* _WHAT YOU WILL DO_
Return every record below exactly as given.

[Records from a data source]
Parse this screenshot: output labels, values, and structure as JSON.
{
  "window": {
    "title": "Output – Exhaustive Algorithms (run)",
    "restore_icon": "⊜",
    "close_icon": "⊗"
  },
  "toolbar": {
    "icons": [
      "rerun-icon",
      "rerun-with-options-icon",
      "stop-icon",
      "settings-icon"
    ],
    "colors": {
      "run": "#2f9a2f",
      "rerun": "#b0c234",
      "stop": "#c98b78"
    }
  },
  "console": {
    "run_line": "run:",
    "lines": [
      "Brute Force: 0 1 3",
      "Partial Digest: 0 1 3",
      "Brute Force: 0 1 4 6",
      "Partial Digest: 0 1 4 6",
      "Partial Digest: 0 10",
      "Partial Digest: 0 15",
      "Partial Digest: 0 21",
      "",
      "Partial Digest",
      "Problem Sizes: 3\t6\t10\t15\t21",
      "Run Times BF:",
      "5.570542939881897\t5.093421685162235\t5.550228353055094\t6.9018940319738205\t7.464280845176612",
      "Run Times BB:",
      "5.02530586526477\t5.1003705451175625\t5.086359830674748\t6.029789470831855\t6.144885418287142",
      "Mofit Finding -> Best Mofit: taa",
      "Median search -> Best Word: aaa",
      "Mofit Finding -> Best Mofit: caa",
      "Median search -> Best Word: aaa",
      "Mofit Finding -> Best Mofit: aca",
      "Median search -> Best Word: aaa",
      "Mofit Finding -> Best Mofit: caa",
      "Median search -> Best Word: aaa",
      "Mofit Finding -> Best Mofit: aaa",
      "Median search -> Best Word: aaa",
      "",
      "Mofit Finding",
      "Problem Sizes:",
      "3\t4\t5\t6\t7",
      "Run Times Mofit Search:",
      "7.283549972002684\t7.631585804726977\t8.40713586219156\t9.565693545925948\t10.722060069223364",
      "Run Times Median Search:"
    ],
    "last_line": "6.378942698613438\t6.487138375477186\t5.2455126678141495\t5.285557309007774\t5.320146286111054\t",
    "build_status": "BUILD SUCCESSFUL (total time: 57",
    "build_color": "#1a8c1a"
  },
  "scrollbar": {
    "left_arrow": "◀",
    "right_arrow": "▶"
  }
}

* _RESULT OF THIS EXERCISE_
Parse this screenshot: output labels, values, and structure as JSON.
{
  "window": {
    "title": "Output – Exhaustive Algorithms (run)",
    "restore_icon": "⊜",
    "close_icon": "⊗"
  },
  "toolbar": {
    "icons": [
      "rerun-icon",
      "rerun-with-options-icon",
      "stop-icon",
      "settings-icon"
    ],
    "colors": {
      "run": "#2f9a2f",
      "rerun": "#b0c234",
      "stop": "#c98b78"
    }
  },
  "console": {
    "run_line": "run:",
    "lines": [
      "Brute Force: 0 1 3",
      "Partial Digest: 0 1 3",
      "Brute Force: 0 1 4 6",
      "Partial Digest: 0 1 4 6",
      "Partial Digest: 0 10",
      "Partial Digest: 0 15",
      "Partial Digest: 0 21",
      "",
      "Partial Digest",
      "Problem Sizes: 3\t6\t10\t15\t21",
      "Run Times BF:",
      "5.570542939881897\t5.093421685162235\t5.550228353055094\t6.9018940319738205\t7.464280845176612",
      "Run Times BB:",
      "5.02530586526477\t5.1003705451175625\t5.086359830674748\t6.029789470831855\t6.144885418287142",
      "Mofit Finding -> Best Mofit: taa",
      "Median search -> Best Word: aaa",
      "Mofit Finding -> Best Mofit: caa",
      "Median search -> Best Word: aaa",
      "Mofit Finding -> Best Mofit: aca",
      "Median search -> Best Word: aaa",
      "Mofit Finding -> Best Mofit: caa",
      "Median search -> Best Word: aaa",
      "Mofit Finding -> Best Mofit: aaa",
      "Median search -> Best Word: aaa",
      "",
      "Mofit Finding",
      "Problem Sizes:",
      "3\t4\t5\t6\t7",
      "Run Times Mofit Search:",
      "7.283549972002684\t7.631585804726977\t8.40713586219156\t9.565693545925948\t10.722060069223364",
      "Run Times Median Search:"
    ],
    "last_line": "6.378942698613438\t6.487138375477186\t5.2455126678141495\t5.285557309007774\t5.320146286111054\t",
    "build_status": "BUILD SUCCESSFUL (total time: 57",
    "build_color": "#1a8c1a"
  },
  "scrollbar": {
    "left_arrow": "◀",
    "right_arrow": "▶"
  }
}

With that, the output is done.